_PROBLEM DESCRIPTION_: Go through the records below line by line. Count the lines with "time" and give the count alone.
*** DATA FOR THE TASK ***
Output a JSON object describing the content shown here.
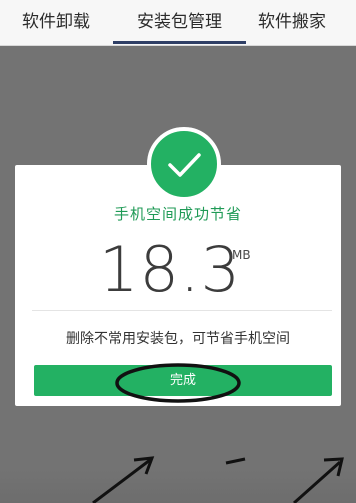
{
  "tabs": [
    {
      "label": "软件卸载"
    },
    {
      "label": "安装包管理"
    },
    {
      "label": "软件搬家"
    }
  ],
  "dialog": {
    "title": "手机空间成功节省",
    "size_value": "18.3",
    "size_unit": "MB",
    "hint": "删除不常用安装包，可节省手机空间",
    "done_label": "完成"
  },
  "colors": {
    "accent_green": "#23b163",
    "tab_indicator": "#2f3f66"
  },
  "icons": {
    "badge": "check-icon"
  }
}
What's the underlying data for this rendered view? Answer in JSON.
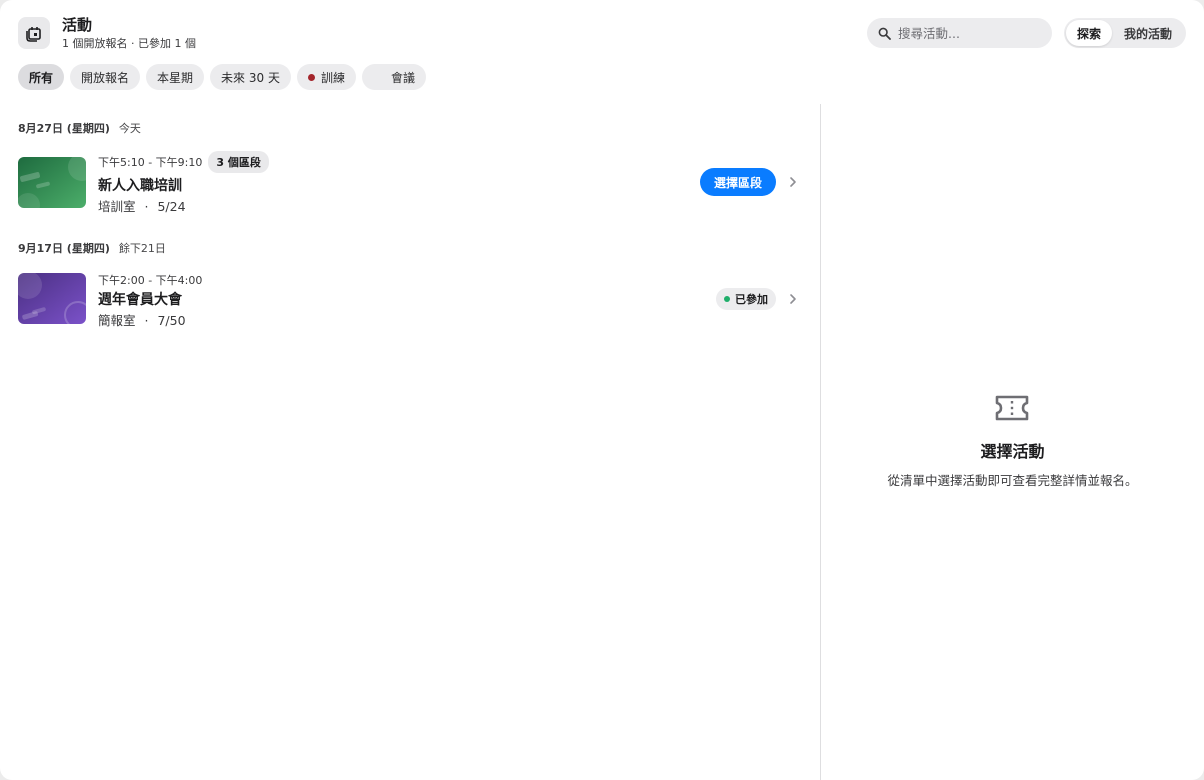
{
  "header": {
    "title": "活動",
    "subtitle": "1 個開放報名 · 已參加 1 個",
    "app_icon": "calendar-stack-icon",
    "search_placeholder": "搜尋活動...",
    "segments": [
      {
        "label": "探索",
        "active": true
      },
      {
        "label": "我的活動",
        "active": false
      }
    ]
  },
  "filters": [
    {
      "label": "所有",
      "active": true
    },
    {
      "label": "開放報名",
      "active": false
    },
    {
      "label": "本星期",
      "active": false
    },
    {
      "label": "未來 30 天",
      "active": false
    },
    {
      "label": "訓練",
      "active": false,
      "dot_color": "#a4262c"
    },
    {
      "label": "會議",
      "active": false,
      "dot_color": "transparent"
    }
  ],
  "days": [
    {
      "date": "8月27日 (星期四)",
      "relative": "今天",
      "events": [
        {
          "time": "下午5:10 - 下午9:10",
          "badge": "3 個區段",
          "title": "新人入職培訓",
          "location": "培訓室",
          "capacity": "5/24",
          "action_label": "選擇區段",
          "thumb_colors": [
            "#1e6b3f",
            "#4cae6a"
          ]
        }
      ]
    },
    {
      "date": "9月17日 (星期四)",
      "relative": "餘下21日",
      "events": [
        {
          "time": "下午2:00 - 下午4:00",
          "title": "週年會員大會",
          "location": "簡報室",
          "capacity": "7/50",
          "status_label": "已參加",
          "status_color": "#1fae6a",
          "thumb_colors": [
            "#4a2f82",
            "#7b52c9"
          ]
        }
      ]
    }
  ],
  "detail": {
    "icon": "ticket-icon",
    "title": "選擇活動",
    "text": "從清單中選擇活動即可查看完整詳情並報名。"
  },
  "meta_separator": "·"
}
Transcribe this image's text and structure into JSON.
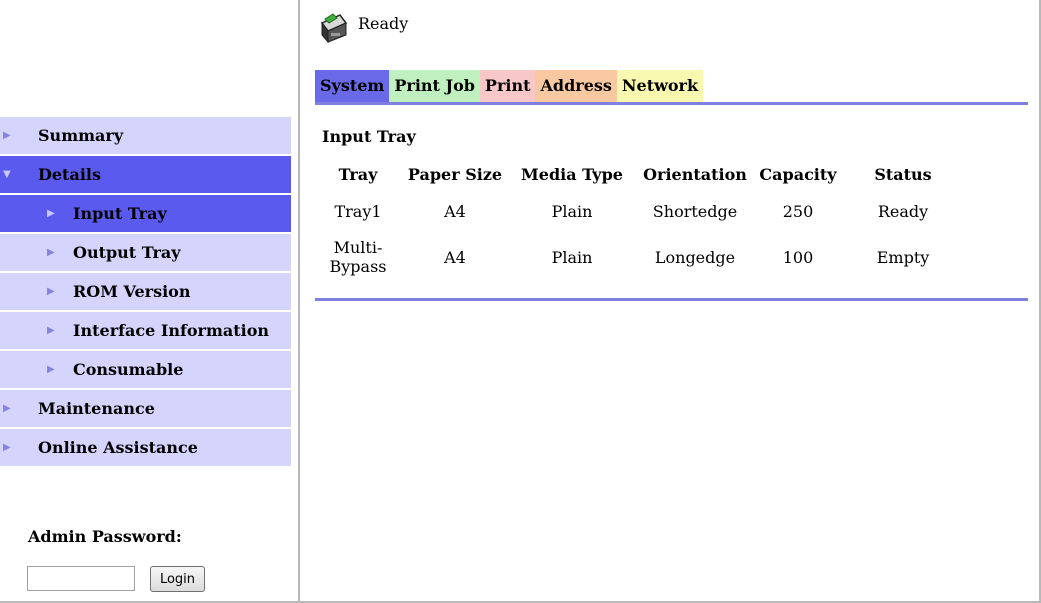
{
  "status": {
    "icon": "printer-icon",
    "text": "Ready"
  },
  "tabs": [
    {
      "label": "System",
      "color": "#6a6ae8",
      "active": true
    },
    {
      "label": "Print Job",
      "color": "#c0f0c0"
    },
    {
      "label": "Print",
      "color": "#f8c8c8"
    },
    {
      "label": "Address",
      "color": "#f8c8a0"
    },
    {
      "label": "Network",
      "color": "#f8f8b0"
    }
  ],
  "sidebar": {
    "items": [
      {
        "label": "Summary"
      },
      {
        "label": "Details"
      },
      {
        "label": "Input Tray"
      },
      {
        "label": "Output Tray"
      },
      {
        "label": "ROM Version"
      },
      {
        "label": "Interface Information"
      },
      {
        "label": "Consumable"
      },
      {
        "label": "Maintenance"
      },
      {
        "label": "Online Assistance"
      }
    ],
    "active_item": "Details",
    "active_subitem": "Input Tray"
  },
  "admin": {
    "label": "Admin Password:",
    "password_value": "",
    "login_label": "Login"
  },
  "main": {
    "section_title": "Input Tray",
    "columns": [
      "Tray",
      "Paper Size",
      "Media Type",
      "Orientation",
      "Capacity",
      "Status"
    ],
    "rows": [
      [
        "Tray1",
        "A4",
        "Plain",
        "Shortedge",
        "250",
        "Ready"
      ],
      [
        "Multi-Bypass",
        "A4",
        "Plain",
        "Longedge",
        "100",
        "Empty"
      ]
    ]
  },
  "colors": {
    "accent": "#5a5aee",
    "menu_bg": "#d4d4fc",
    "rule": "#7f7fdf"
  }
}
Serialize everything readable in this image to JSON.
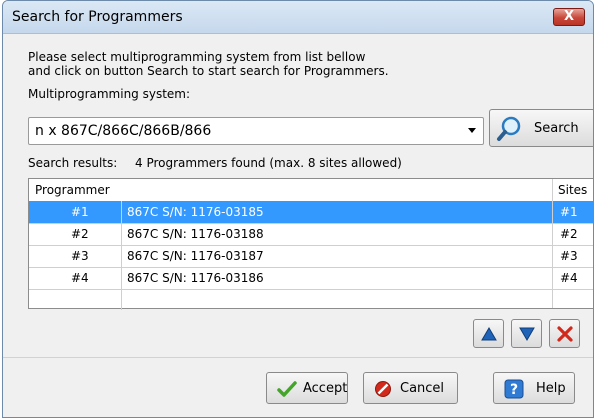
{
  "window": {
    "title": "Search for Programmers",
    "close_glyph": "X"
  },
  "instructions": {
    "line1": "Please select multiprogramming system from list bellow",
    "line2": "and click on button Search to start search for Programmers."
  },
  "system": {
    "label": "Multiprogramming system:",
    "selected": "n x 867C/866C/866B/866"
  },
  "search_button": {
    "label": "Search",
    "icon": "magnifier-icon"
  },
  "results": {
    "label": "Search results:",
    "summary": "4 Programmers found (max. 8 sites allowed)",
    "columns": {
      "programmer": "Programmer",
      "sites": "Sites"
    },
    "rows": [
      {
        "index": "#1",
        "name": "867C S/N: 1176-03185",
        "site": "#1",
        "selected": true
      },
      {
        "index": "#2",
        "name": "867C S/N: 1176-03188",
        "site": "#2",
        "selected": false
      },
      {
        "index": "#3",
        "name": "867C S/N: 1176-03187",
        "site": "#3",
        "selected": false
      },
      {
        "index": "#4",
        "name": "867C S/N: 1176-03186",
        "site": "#4",
        "selected": false
      }
    ]
  },
  "list_controls": {
    "up_icon": "arrow-up-icon",
    "down_icon": "arrow-down-icon",
    "delete_icon": "delete-icon"
  },
  "footer": {
    "accept": "Accept",
    "cancel": "Cancel",
    "help": "Help"
  },
  "colors": {
    "selection": "#3399ff",
    "title_bg": "#c5d8ec",
    "close_bg": "#c9473a",
    "accept_green": "#44a52a",
    "cancel_red": "#d1291c",
    "help_blue": "#2f7ad3"
  }
}
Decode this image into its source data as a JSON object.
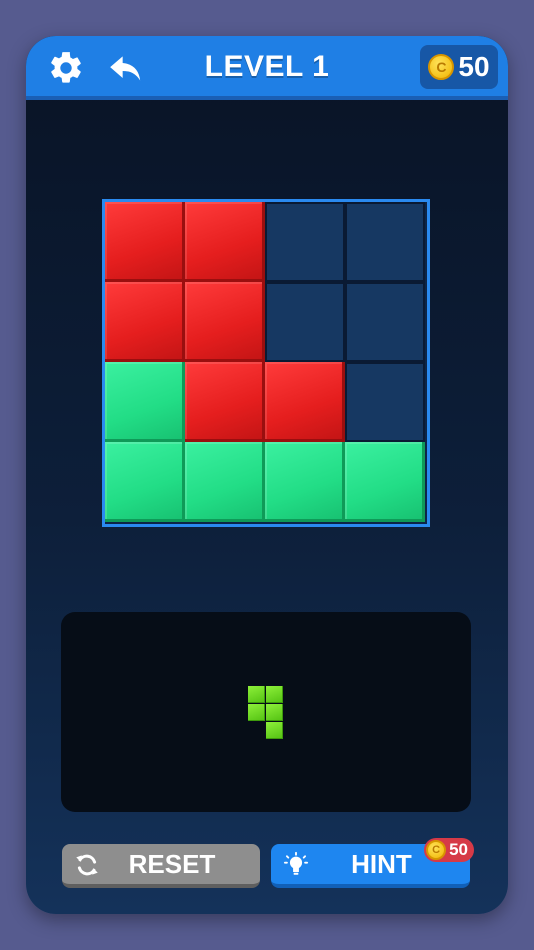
{
  "header": {
    "level_label": "LEVEL 1",
    "coins": "50",
    "coin_symbol": "C"
  },
  "board": {
    "rows": 4,
    "cols": 4,
    "cells": [
      [
        "red",
        "red",
        "empty",
        "empty"
      ],
      [
        "red",
        "red",
        "empty",
        "empty"
      ],
      [
        "green",
        "red",
        "red",
        "empty"
      ],
      [
        "green",
        "green",
        "green",
        "green"
      ]
    ]
  },
  "tray": {
    "piece_cells": [
      [
        0,
        0
      ],
      [
        0,
        1
      ],
      [
        1,
        0
      ],
      [
        1,
        1
      ],
      [
        2,
        1
      ]
    ],
    "piece_color": "#7ddc2a"
  },
  "buttons": {
    "reset_label": "RESET",
    "hint_label": "HINT",
    "hint_cost": "50"
  },
  "colors": {
    "accent": "#1f7fe5",
    "red_block": "#e51e1e",
    "green_block": "#22dd86",
    "empty_cell": "#163862"
  }
}
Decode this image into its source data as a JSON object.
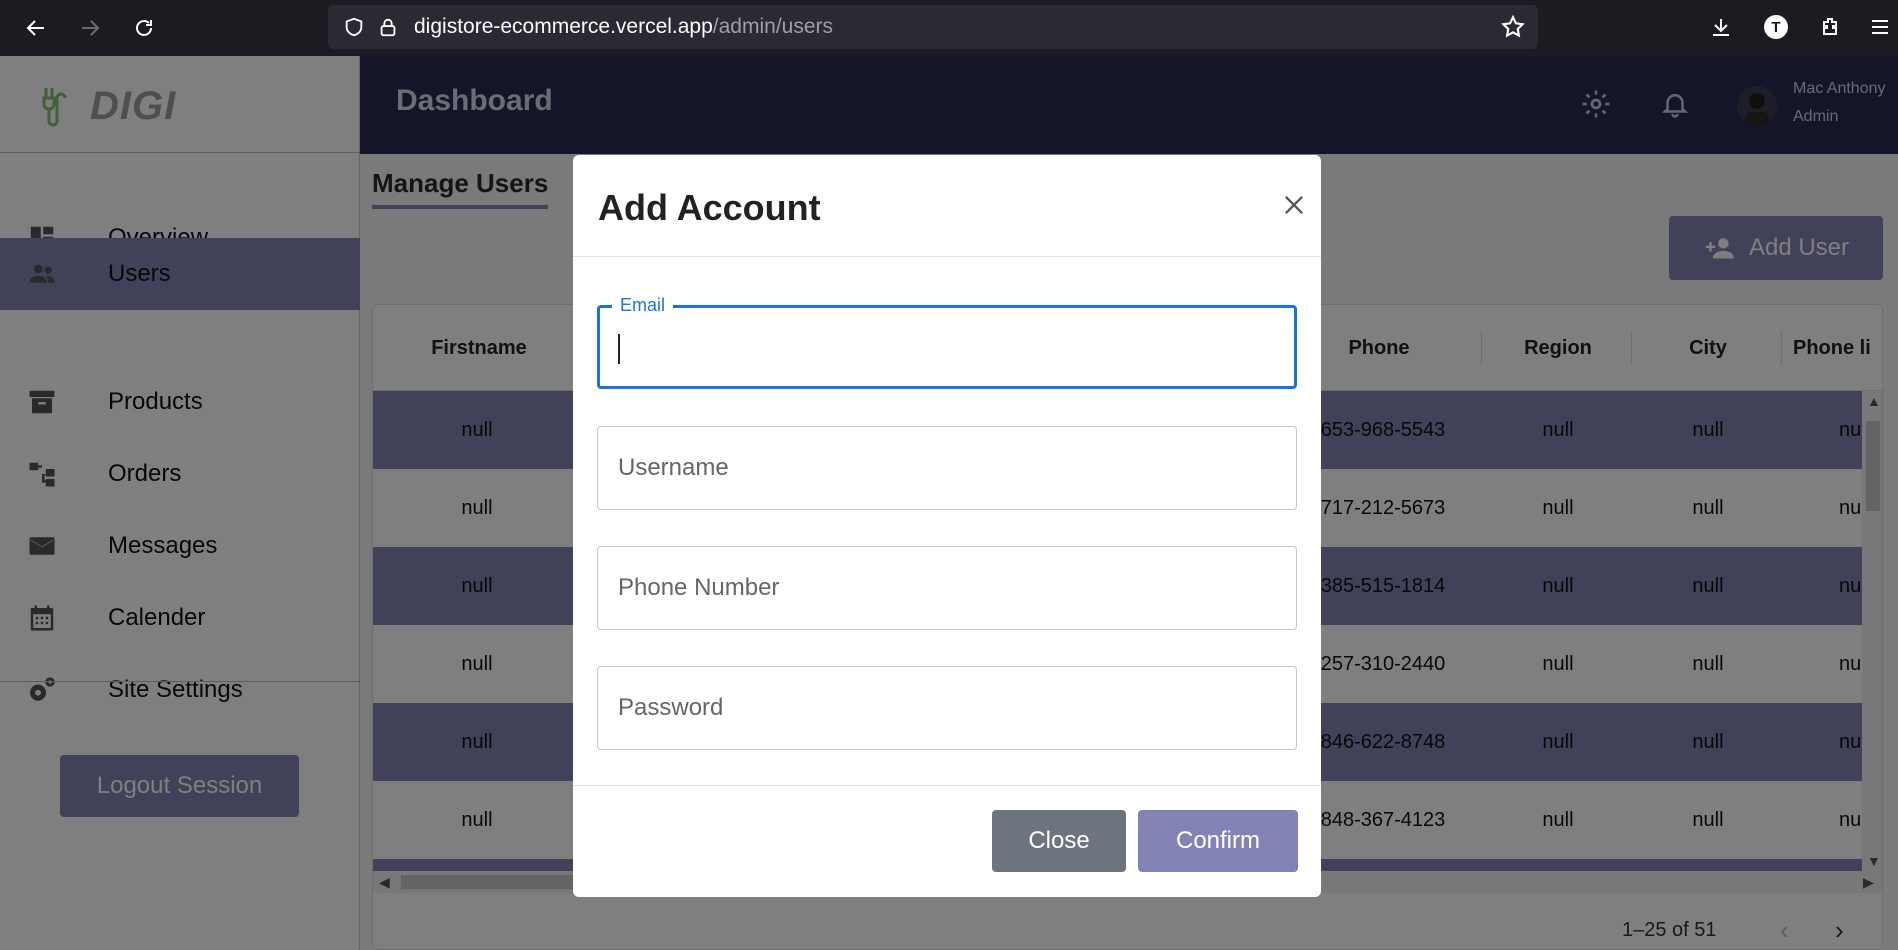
{
  "browser": {
    "url_domain": "digistore-ecommerce.vercel.app",
    "url_path": "/admin/users",
    "profile_initial": "T"
  },
  "sidebar": {
    "logo_text": "DIGI",
    "items": [
      {
        "label": "Overview",
        "icon": "dashboard-icon",
        "active": false
      },
      {
        "label": "Users",
        "icon": "people-icon",
        "active": true
      },
      {
        "label": "Products",
        "icon": "archive-icon",
        "active": false
      },
      {
        "label": "Orders",
        "icon": "account-tree-icon",
        "active": false
      },
      {
        "label": "Messages",
        "icon": "mail-icon",
        "active": false
      },
      {
        "label": "Calender",
        "icon": "calendar-icon",
        "active": false
      },
      {
        "label": "Site Settings",
        "icon": "settings-gears-icon",
        "active": false
      }
    ],
    "logout_label": "Logout Session"
  },
  "header": {
    "title": "Dashboard",
    "user_name": "Mac Anthony",
    "user_role": "Admin"
  },
  "main": {
    "title": "Manage Users",
    "add_user_label": "Add User",
    "table": {
      "columns": [
        "Firstname",
        "Phone",
        "Region",
        "City",
        "Phone li"
      ],
      "rows": [
        {
          "firstname": "null",
          "phone": "653-968-5543",
          "region": "null",
          "city": "null",
          "phone_li": "nu"
        },
        {
          "firstname": "null",
          "phone": "717-212-5673",
          "region": "null",
          "city": "null",
          "phone_li": "nu"
        },
        {
          "firstname": "null",
          "phone": "385-515-1814",
          "region": "null",
          "city": "null",
          "phone_li": "nu"
        },
        {
          "firstname": "null",
          "phone": "257-310-2440",
          "region": "null",
          "city": "null",
          "phone_li": "nu"
        },
        {
          "firstname": "null",
          "phone": "846-622-8748",
          "region": "null",
          "city": "null",
          "phone_li": "nu"
        },
        {
          "firstname": "null",
          "phone": "848-367-4123",
          "region": "null",
          "city": "null",
          "phone_li": "nu"
        }
      ],
      "pagination": "1–25 of 51"
    }
  },
  "modal": {
    "title": "Add Account",
    "fields": {
      "email_label": "Email",
      "email_value": "",
      "username_placeholder": "Username",
      "phone_placeholder": "Phone Number",
      "password_placeholder": "Password"
    },
    "close_label": "Close",
    "confirm_label": "Confirm"
  },
  "colors": {
    "accent": "#8382b5",
    "topbar": "#2b2b52",
    "focus": "#1976d2",
    "secondary_button": "#6c757d"
  }
}
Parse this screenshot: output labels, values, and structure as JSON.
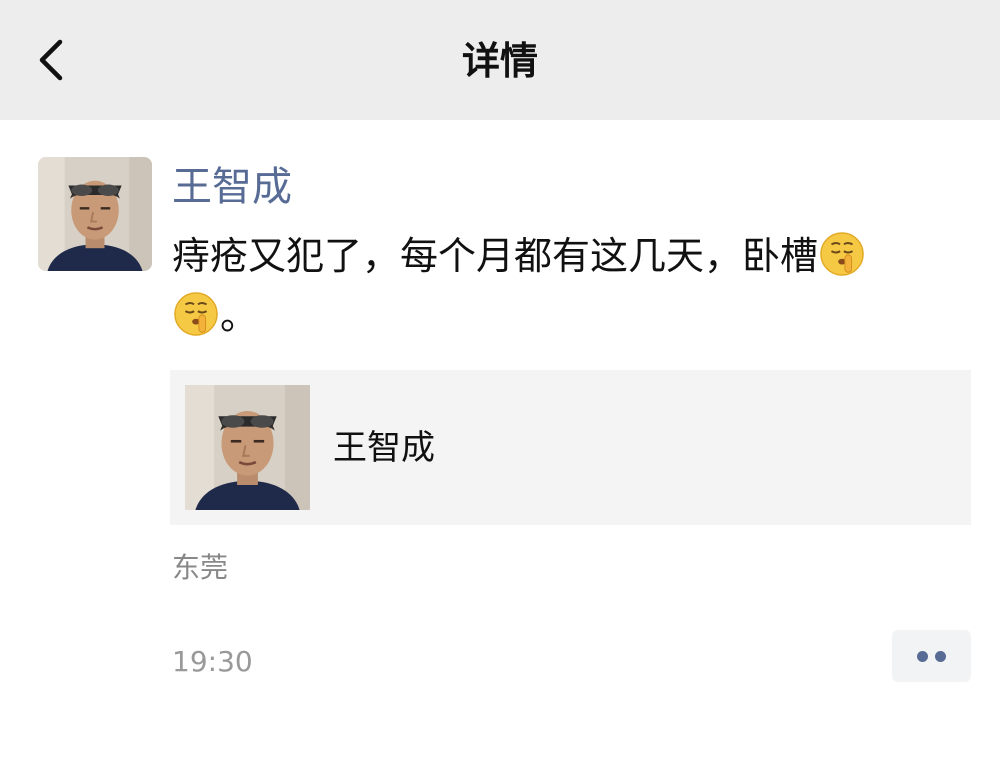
{
  "header": {
    "title": "详情",
    "back_icon": "chevron-left-icon"
  },
  "post": {
    "author": "王智成",
    "text_part1": "痔疮又犯了，每个月都有这几天，卧槽",
    "text_part2": "。",
    "emojis": [
      "shushing-face-emoji",
      "shushing-face-emoji"
    ],
    "shared_card": {
      "title": "王智成"
    },
    "location": "东莞",
    "time": "19:30",
    "more_icon": "more-dots-icon"
  },
  "colors": {
    "header_bg": "#ededed",
    "author_name": "#576b95",
    "card_bg": "#f4f4f4",
    "muted_text": "#888888"
  }
}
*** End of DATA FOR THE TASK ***
_RESULT OF THIS TASK_: 3